----- Data under study -----
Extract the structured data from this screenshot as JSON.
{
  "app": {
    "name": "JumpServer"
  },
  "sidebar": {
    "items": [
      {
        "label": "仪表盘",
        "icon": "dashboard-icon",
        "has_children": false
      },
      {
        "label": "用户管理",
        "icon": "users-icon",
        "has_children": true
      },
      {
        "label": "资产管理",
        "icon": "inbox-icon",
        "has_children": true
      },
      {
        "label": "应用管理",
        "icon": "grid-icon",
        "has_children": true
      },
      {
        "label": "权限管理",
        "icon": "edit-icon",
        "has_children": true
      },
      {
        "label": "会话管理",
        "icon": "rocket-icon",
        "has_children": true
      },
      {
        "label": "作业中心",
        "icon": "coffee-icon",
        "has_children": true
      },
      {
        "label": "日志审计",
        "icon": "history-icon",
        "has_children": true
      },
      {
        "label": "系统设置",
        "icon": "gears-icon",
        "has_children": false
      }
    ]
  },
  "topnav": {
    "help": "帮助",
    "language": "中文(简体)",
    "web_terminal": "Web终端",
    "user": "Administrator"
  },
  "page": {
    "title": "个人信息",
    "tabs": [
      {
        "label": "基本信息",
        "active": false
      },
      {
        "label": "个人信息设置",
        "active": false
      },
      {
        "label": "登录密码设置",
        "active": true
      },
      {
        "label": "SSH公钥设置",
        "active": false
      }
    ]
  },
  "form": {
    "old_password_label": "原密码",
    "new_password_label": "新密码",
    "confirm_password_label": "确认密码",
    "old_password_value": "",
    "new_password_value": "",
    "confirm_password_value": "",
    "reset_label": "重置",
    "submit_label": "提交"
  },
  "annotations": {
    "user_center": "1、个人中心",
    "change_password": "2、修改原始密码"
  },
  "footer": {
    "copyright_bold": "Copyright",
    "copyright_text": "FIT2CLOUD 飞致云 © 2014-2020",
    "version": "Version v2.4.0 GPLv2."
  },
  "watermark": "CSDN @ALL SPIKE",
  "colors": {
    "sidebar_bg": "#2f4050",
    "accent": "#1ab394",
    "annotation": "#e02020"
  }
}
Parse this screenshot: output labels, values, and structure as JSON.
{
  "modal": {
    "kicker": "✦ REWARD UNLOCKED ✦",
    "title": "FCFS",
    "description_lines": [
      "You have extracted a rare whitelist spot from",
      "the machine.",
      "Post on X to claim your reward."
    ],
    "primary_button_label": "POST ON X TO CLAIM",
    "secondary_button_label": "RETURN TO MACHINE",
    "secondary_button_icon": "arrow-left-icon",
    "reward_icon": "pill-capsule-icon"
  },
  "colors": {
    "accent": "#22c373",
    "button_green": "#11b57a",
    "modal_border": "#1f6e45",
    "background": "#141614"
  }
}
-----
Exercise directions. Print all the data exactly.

Response to the task.
Extract the structured data from this screenshot as JSON.
{
  "app": {
    "name": "JumpServer"
  },
  "sidebar": {
    "items": [
      {
        "label": "仪表盘",
        "icon": "dashboard-icon",
        "has_children": false
      },
      {
        "label": "用户管理",
        "icon": "users-icon",
        "has_children": true
      },
      {
        "label": "资产管理",
        "icon": "inbox-icon",
        "has_children": true
      },
      {
        "label": "应用管理",
        "icon": "grid-icon",
        "has_children": true
      },
      {
        "label": "权限管理",
        "icon": "edit-icon",
        "has_children": true
      },
      {
        "label": "会话管理",
        "icon": "rocket-icon",
        "has_children": true
      },
      {
        "label": "作业中心",
        "icon": "coffee-icon",
        "has_children": true
      },
      {
        "label": "日志审计",
        "icon": "history-icon",
        "has_children": true
      },
      {
        "label": "系统设置",
        "icon": "gears-icon",
        "has_children": false
      }
    ]
  },
  "topnav": {
    "help": "帮助",
    "language": "中文(简体)",
    "web_terminal": "Web终端",
    "user": "Administrator"
  },
  "page": {
    "title": "个人信息",
    "tabs": [
      {
        "label": "基本信息",
        "active": false
      },
      {
        "label": "个人信息设置",
        "active": false
      },
      {
        "label": "登录密码设置",
        "active": true
      },
      {
        "label": "SSH公钥设置",
        "active": false
      }
    ]
  },
  "form": {
    "old_password_label": "原密码",
    "new_password_label": "新密码",
    "confirm_password_label": "确认密码",
    "old_password_value": "",
    "new_password_value": "",
    "confirm_password_value": "",
    "reset_label": "重置",
    "submit_label": "提交"
  },
  "annotations": {
    "user_center": "1、个人中心",
    "change_password": "2、修改原始密码"
  },
  "footer": {
    "copyright_bold": "Copyright",
    "copyright_text": "FIT2CLOUD 飞致云 © 2014-2020",
    "version": "Version v2.4.0 GPLv2."
  },
  "watermark": "CSDN @ALL SPIKE",
  "colors": {
    "sidebar_bg": "#2f4050",
    "accent": "#1ab394",
    "annotation": "#e02020"
  }
}
Parse this screenshot: output labels, values, and structure as JSON.
{
  "modal": {
    "kicker": "✦ REWARD UNLOCKED ✦",
    "title": "FCFS",
    "description_lines": [
      "You have extracted a rare whitelist spot from",
      "the machine.",
      "Post on X to claim your reward."
    ],
    "primary_button_label": "POST ON X TO CLAIM",
    "secondary_button_label": "RETURN TO MACHINE",
    "secondary_button_icon": "arrow-left-icon",
    "reward_icon": "pill-capsule-icon"
  },
  "colors": {
    "accent": "#22c373",
    "button_green": "#11b57a",
    "modal_border": "#1f6e45",
    "background": "#141614"
  }
}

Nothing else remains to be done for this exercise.